Exploring a back/forward cache for Chrome

Addy Osmani
Addy Osmani

On the Chrome team, we are exploring a new back/forward cache to cache pages in-memory (preserving JavaScript & DOM state) when the user navigates away. This is definitely not a trivial endeavor but if it succeeds it will make navigating back and forth very fast.

A back/forward cache (bfcache) caches whole pages (including the JavaScript heap) when navigating away from a page, so that the full state of the page can be restored when the user navigates back. Think of it as pausing a page when you leave it and playing it when you return.

Here is a first-look of an early prototype of back/forward cache in action on desktop:

We also have a preview of the back/forward cache working on Chrome for Android:

We estimate this change could improve the performance of up to 19% of all navigations for mobile Chrome. You can find more detail about this feature in the bfcache explainer.

There is medium cross-browser interop risk with this change. Both Firefox and Safari already have back-forward cache implementations that are subtly different. Chrome is opting not to use WebKit's implementation of bfcache due to incompatibility with Chrome's multi-process architecture.

Our formal intent-to-implement for the back-forward cache is on blink-dev for anyone wishing to contribute to the discussions.

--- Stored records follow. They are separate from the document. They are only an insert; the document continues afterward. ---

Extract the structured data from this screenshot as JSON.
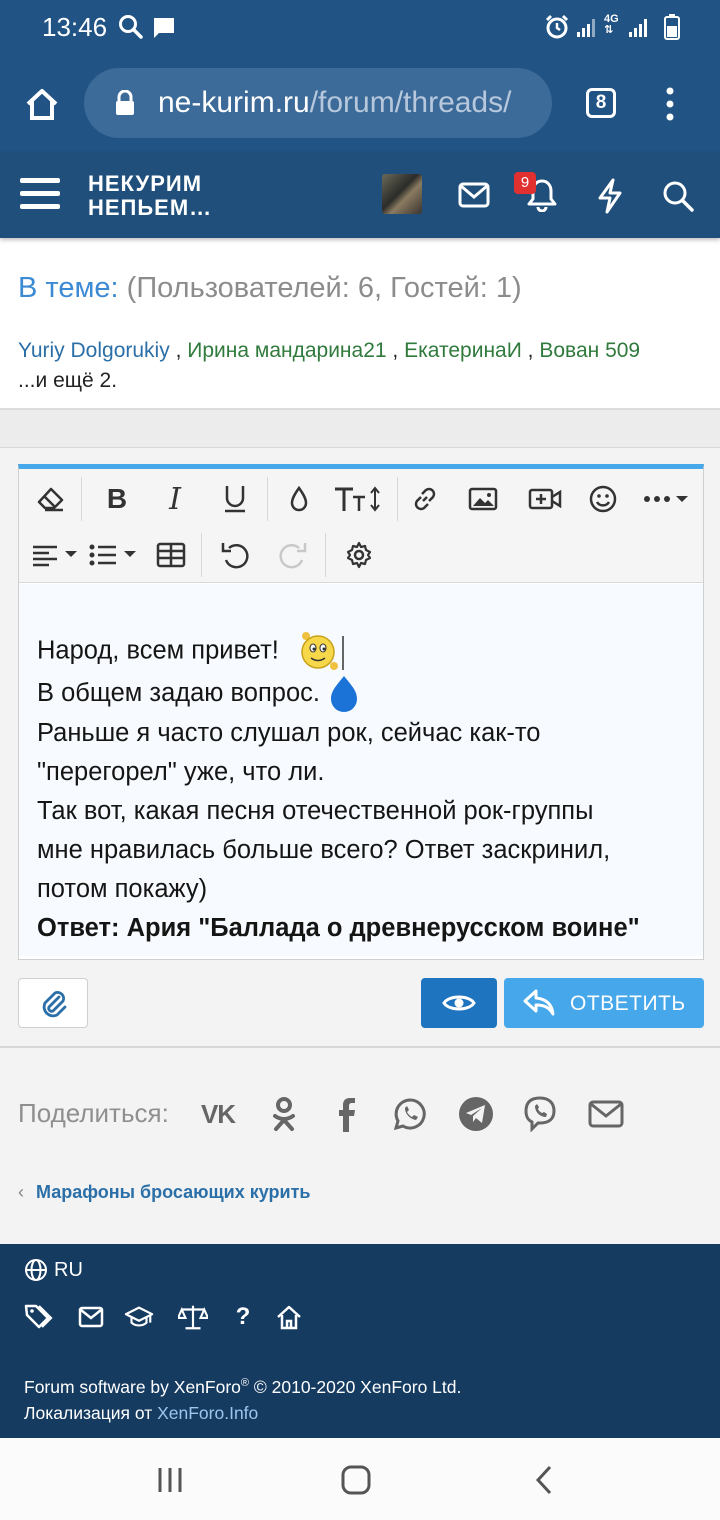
{
  "status_bar": {
    "time": "13:46"
  },
  "browser": {
    "url_domain": "ne-kurim.ru",
    "url_path": "/forum/threads/",
    "tab_count": "8"
  },
  "forum_header": {
    "logo_line1": "НЕКУРИМ",
    "logo_line2": "НЕПЬЕМ…",
    "notification_count": "9"
  },
  "in_topic": {
    "label": "В теме:",
    "stats": "(Пользователей: 6, Гостей: 1)",
    "users": [
      "Yuriy Dolgorukiy",
      "Ирина мандарина21",
      "ЕкатеринаИ",
      "Вован 509"
    ],
    "separator": ",",
    "more": "...и ещё 2."
  },
  "editor": {
    "lines": [
      "Народ, всем привет!",
      "В общем задаю вопрос.",
      "Раньше я часто слушал рок, сейчас как-то",
      "\"перегорел\" уже, что ли.",
      "Так вот, какая песня отечественной рок-группы",
      "мне нравилась больше всего? Ответ заскринил,",
      "потом покажу)"
    ],
    "bold_line": "Ответ: Ария \"Баллада о древнерусском воине\""
  },
  "actions": {
    "reply_label": "ОТВЕТИТЬ"
  },
  "share": {
    "label": "Поделиться:",
    "networks": [
      "vk-icon",
      "odnoklassniki-icon",
      "facebook-icon",
      "whatsapp-icon",
      "telegram-icon",
      "viber-icon",
      "email-icon"
    ]
  },
  "breadcrumb": {
    "label": "Марафоны бросающих курить"
  },
  "footer": {
    "language": "RU",
    "copyright_prefix": "Forum software by XenForo",
    "registered": "®",
    "copyright_suffix": "© 2010-2020 XenForo Ltd.",
    "localization_prefix": "Локализация от",
    "localization_link": "XenForo.Info"
  },
  "colors": {
    "browser_bar": "#215385",
    "forum_header": "#1f4f7a",
    "accent_blue": "#47a7eb",
    "dark_button": "#1e74be",
    "footer": "#163b60",
    "user_link_green": "#2f7a3c"
  }
}
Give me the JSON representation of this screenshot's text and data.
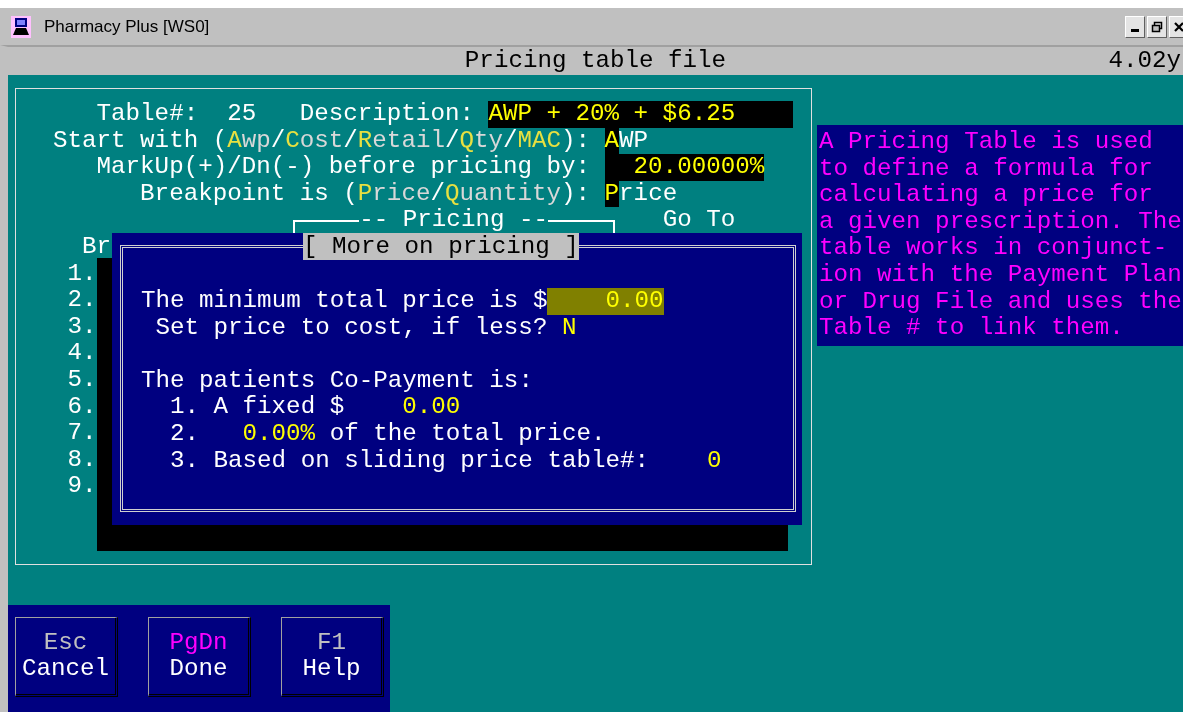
{
  "window": {
    "title": "Pharmacy Plus [WS0]"
  },
  "header": {
    "title": "Pricing table file",
    "version": "4.02y"
  },
  "form": {
    "table_label": "Table#:",
    "table_number": "25",
    "description_label": "Description:",
    "description": "AWP + 20% + $6.25",
    "start_with": [
      {
        "text": "Start with (",
        "kind": "label"
      },
      {
        "text": "A",
        "kind": "hotkey"
      },
      {
        "text": "wp",
        "kind": "option"
      },
      {
        "text": "/",
        "kind": "label"
      },
      {
        "text": "C",
        "kind": "hotkey"
      },
      {
        "text": "ost",
        "kind": "option"
      },
      {
        "text": "/",
        "kind": "label"
      },
      {
        "text": "R",
        "kind": "hotkey"
      },
      {
        "text": "etail",
        "kind": "option"
      },
      {
        "text": "/",
        "kind": "label"
      },
      {
        "text": "Q",
        "kind": "hotkey"
      },
      {
        "text": "ty",
        "kind": "option"
      },
      {
        "text": "/",
        "kind": "label"
      },
      {
        "text": "MAC",
        "kind": "hotkey"
      },
      {
        "text": "):",
        "kind": "label"
      }
    ],
    "start_with_value": "AWP",
    "markup_label": "MarkUp(+)/Dn(-) before pricing by:",
    "markup": "20.00000%",
    "breakpoint": [
      {
        "text": "Breakpoint is (",
        "kind": "label"
      },
      {
        "text": "P",
        "kind": "hotkey"
      },
      {
        "text": "rice",
        "kind": "option"
      },
      {
        "text": "/",
        "kind": "label"
      },
      {
        "text": "Q",
        "kind": "hotkey"
      },
      {
        "text": "uantity",
        "kind": "option"
      },
      {
        "text": "):",
        "kind": "label"
      }
    ],
    "breakpoint_value": "Price",
    "pricing_heading": "-- Pricing --",
    "goto_label": "Go To",
    "column_1": "Br",
    "row_numbers": [
      "1.",
      "2.",
      "3.",
      "4.",
      "5.",
      "6.",
      "7.",
      "8.",
      "9."
    ]
  },
  "dialog": {
    "title": "[ More on pricing ]",
    "min_price_label": "The minimum total price is $",
    "min_price": "0.00",
    "cost_label": "Set price to cost, if less?",
    "cost_value": "N",
    "copay_label": "The patients Co-Payment is:",
    "copay_options": [
      {
        "number": "1.",
        "parts": [
          {
            "text": "A fixed $",
            "kind": "label"
          },
          {
            "text": "0.00",
            "kind": "value"
          }
        ]
      },
      {
        "number": "2.",
        "parts": [
          {
            "text": "0.00%",
            "kind": "value"
          },
          {
            "text": "of the total price.",
            "kind": "label"
          }
        ]
      },
      {
        "number": "3.",
        "parts": [
          {
            "text": "Based on sliding price table#:",
            "kind": "label"
          },
          {
            "text": "0",
            "kind": "value"
          }
        ]
      }
    ]
  },
  "help": {
    "lines": [
      "A Pricing Table is used",
      "to define a formula for",
      "calculating a price for",
      "a given prescription. The",
      "table works in conjunct-",
      "ion with the Payment Plan",
      "or Drug File and uses the",
      "Table # to link them."
    ]
  },
  "buttons": [
    {
      "key": "Esc",
      "label": "Cancel",
      "color": "#c0c0c0"
    },
    {
      "key": "PgDn",
      "label": "Done",
      "color": "#ff00ff"
    },
    {
      "key": "F1",
      "label": "Help",
      "color": "#c0c0c0"
    }
  ]
}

Thanks to Arthur Sonzogni, Alexander Timin, Kenji Baheux, and Sami for their help putting together our prototype videos.